"Then we move them to an enclosed steer barn that we lease from our neighbor," Doug says. "We finish them on a cemented lot with access to a loafing shed."
Doug buys some 400-pound steers from Reynolds Livestock in Dodgeville to fill in groups. He pays about $2.35 per pound.
"Sometimes I need a few 800-pound steers to fill in a group," he says. "We used to ship out 300 to 350 steers per year, but when grain prices got high in 2007, we decided to not buy any feeders and just raise our own," Doug says. "We haven't increased our steer numbers even though grain prices dropped in 2013 and beef prices have gone up. The facilities we rent from our neighbor are older and I don't want to over pack them."
When the steers are about 17 to 20 months old and weigh between 1,500 pounds and 1,550 pounds, he loads them into a 24-foot goose-neck trailer and takes them to Equity Livestock in Monroe.
"I can haul 11 at a time."
Doug is proud of the beef he and his family produce.
"If you put a ribeye steak from one of our corn-fed Holstein steers next to a ribeye steak from a corn-fed beef breed, you can't tell the difference," he says. "And they taste the same, too."
In addition to marketing his steers at Equity, Doug has quite a few customers who buy quarters and halves of beef to fill their freezers.
"I take steers to Hoesly's in New Glarus, which packages them in shrink wrap, and to Johnstown Food Center east of Janesville, where they use paper wrap," he explains. "My customers have different preferences.
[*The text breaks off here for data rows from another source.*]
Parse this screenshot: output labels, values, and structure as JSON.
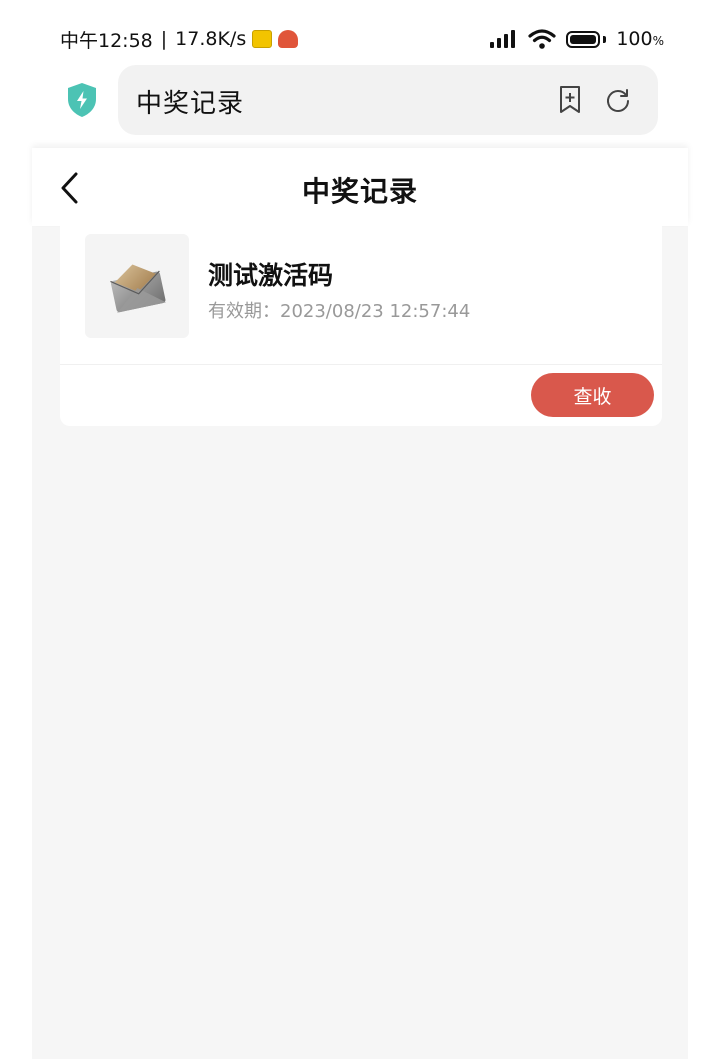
{
  "status_bar": {
    "time": "中午12:58",
    "separator": "|",
    "network_speed": "17.8K/s",
    "battery_level": "100",
    "battery_unit": "%"
  },
  "browser": {
    "url_title": "中奖记录",
    "icons": [
      "shield-bolt-icon",
      "bookmark-add-icon",
      "refresh-icon"
    ]
  },
  "page": {
    "title": "中奖记录",
    "back_icon": "chevron-left-icon"
  },
  "records": [
    {
      "title": "测试激活码",
      "expiry": "有效期：2023/08/23 12:57:44",
      "action_label": "查收",
      "thumbnail": "envelope-icon"
    }
  ],
  "colors": {
    "accent": "#d9584c",
    "shield": "#4cc3b4",
    "background": "#f6f6f6"
  }
}
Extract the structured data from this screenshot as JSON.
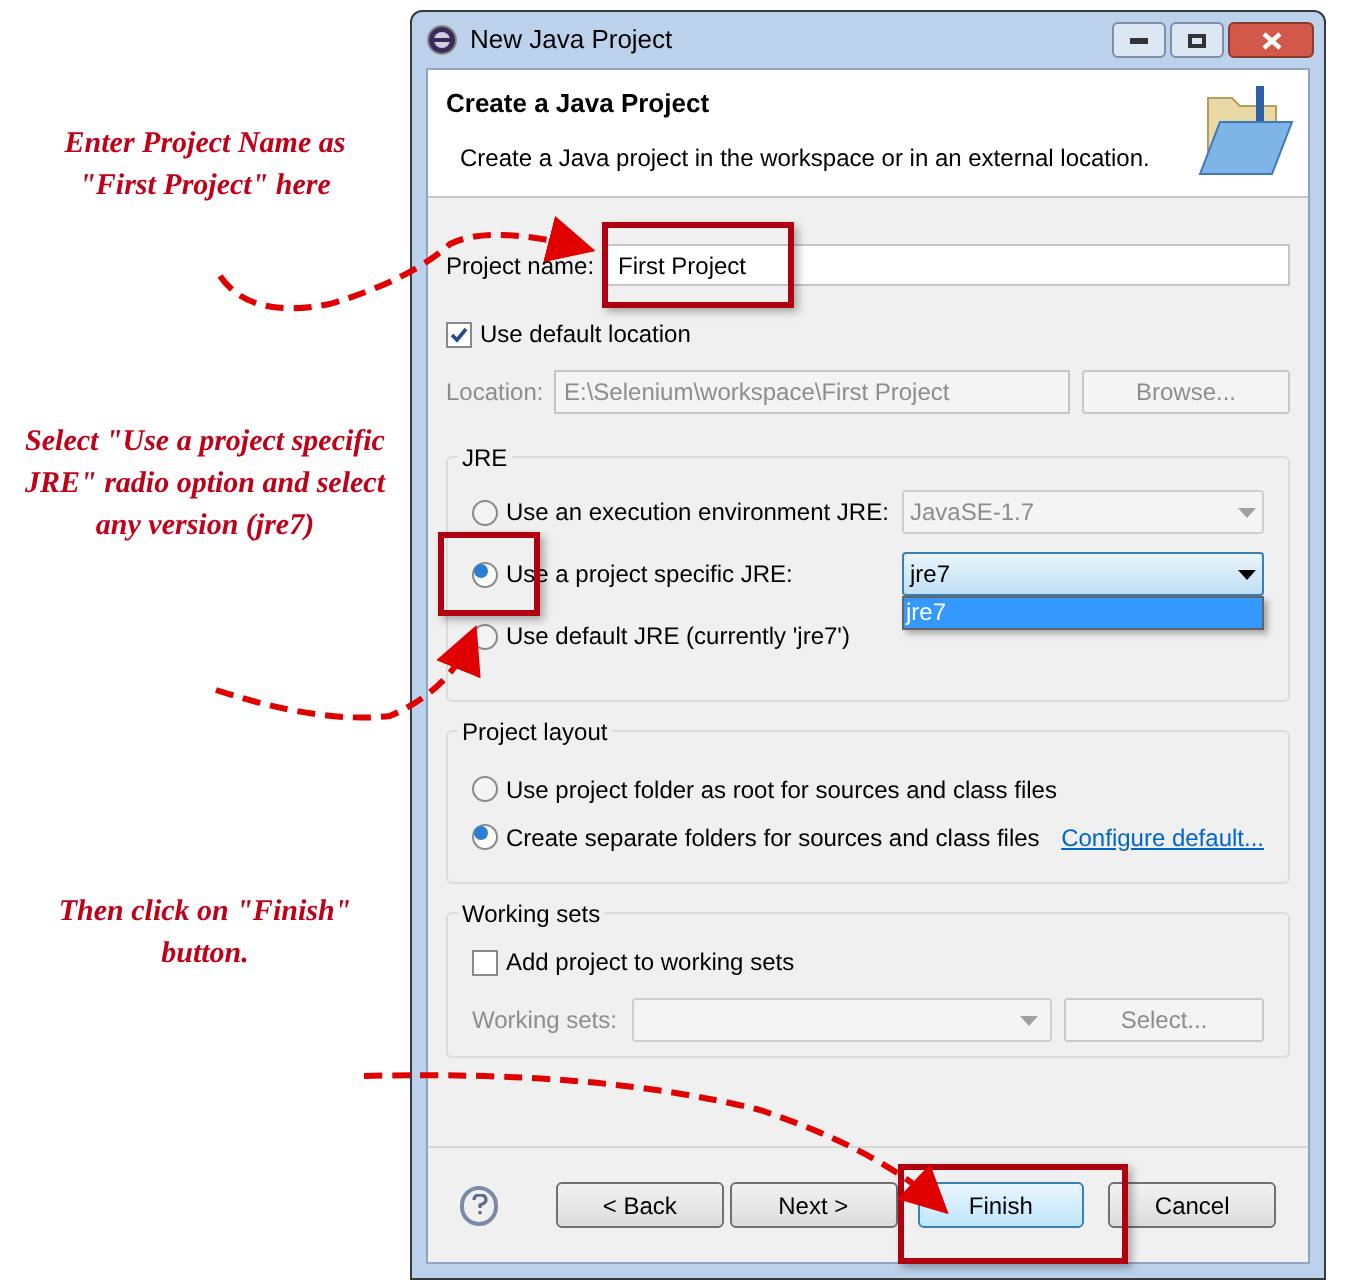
{
  "annotations": [
    {
      "text": "Enter Project Name as \"First Project\" here"
    },
    {
      "text": "Select \"Use a project specific JRE\" radio option and select any version (jre7)"
    },
    {
      "text": "Then click on \"Finish\" button."
    }
  ],
  "window": {
    "title": "New Java Project"
  },
  "header": {
    "title": "Create a Java Project",
    "description": "Create a Java project in the workspace or in an external location."
  },
  "project_name": {
    "label": "Project name:",
    "value": "First Project"
  },
  "use_default_location": {
    "label": "Use default location",
    "checked": true
  },
  "location": {
    "label": "Location:",
    "value": "E:\\Selenium\\workspace\\First Project",
    "disabled": true
  },
  "browse_button": {
    "label": "Browse...",
    "disabled": true
  },
  "jre": {
    "title": "JRE",
    "options": [
      {
        "label": "Use an execution environment JRE:",
        "selected": false,
        "select": {
          "value": "JavaSE-1.7",
          "disabled": true
        }
      },
      {
        "label": "Use a project specific JRE:",
        "selected": true,
        "select": {
          "value": "jre7",
          "disabled": false,
          "open": true,
          "items": [
            {
              "label": "jre7",
              "selected": true
            }
          ]
        }
      },
      {
        "label": "Use default JRE (currently 'jre7')",
        "selected": false
      }
    ]
  },
  "project_layout": {
    "title": "Project layout",
    "options": [
      {
        "label": "Use project folder as root for sources and class files",
        "selected": false
      },
      {
        "label": "Create separate folders for sources and class files",
        "selected": true
      }
    ],
    "link": "Configure default..."
  },
  "working_sets": {
    "title": "Working sets",
    "checkbox": {
      "label": "Add project to working sets",
      "checked": false
    },
    "field_label": "Working sets:",
    "select_disabled": true,
    "select_button": {
      "label": "Select...",
      "disabled": true
    }
  },
  "buttons": [
    {
      "label": "< Back",
      "default": false
    },
    {
      "label": "Next >",
      "default": false
    },
    {
      "label": "Finish",
      "default": true
    },
    {
      "label": "Cancel",
      "default": false
    }
  ]
}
They call the meat market and tell them how they want the meat cut. I charge them market price for that day plus a trip charge. It's a great deal for them and me too."
While raising dairy beef is a profitable venture for the Rebouts and other dairy producers who have the feed, facilities and the time to care for dairy steers, Freitag says raising dairy beef isn't for everyone.
"If you have low-cost facilities, you can make good money at this," Freitag notes. ""Dairy bull calves are selling for between $450 and $550 at just a few days old," he says. "I have had some dairy producers tell me they are selling dairy bull calves for as much as $600. They don't have to deal with the risk of the calf dying and many don't have the space or the feed to raise them."
Wisconsin isn't the only state raising dairy steers.
"We have a lot of Holstein steers leaving the state and going to Iowa, Kansas and Nebraska," says Freitag. "Some of them are as young as a day old."
So how long with high beef prices last?
According to John Freitag, executive director of the Wisconsin Beef Council, it will probably be a couple more years before prices for beef decline.
"I think it will be 2017 before we see beef prices get back to where they were," Freitag says. "Some beef producers are saying they don't want to see beef prices drop -- they want to try and keep the beef supply growing more slowly."
But Freitag says a lot of them are keeping back heifers and expanding their herds.
"And if they have the feed, they're going to increase their herd size."
Freitag says beef exports are declining (due to the high dollar) and imports are increasing.
"We're importing lean trim from Australia, New Zealand and Argentina," he explains. "They're selling the middle cuts -- the steaks and roasts -- and they're sending us the frozen lean trimmings. We're not importing steaks. Our consumer doesn't prefer 80/20 (80% lean vs. 20% fat) hamburger anymore. They want 90/10 or 93/7. They want lean beef.
"They mix the lean beef with the 80/20 ground beef and that gives us the lean hamburger that consumers want," he says.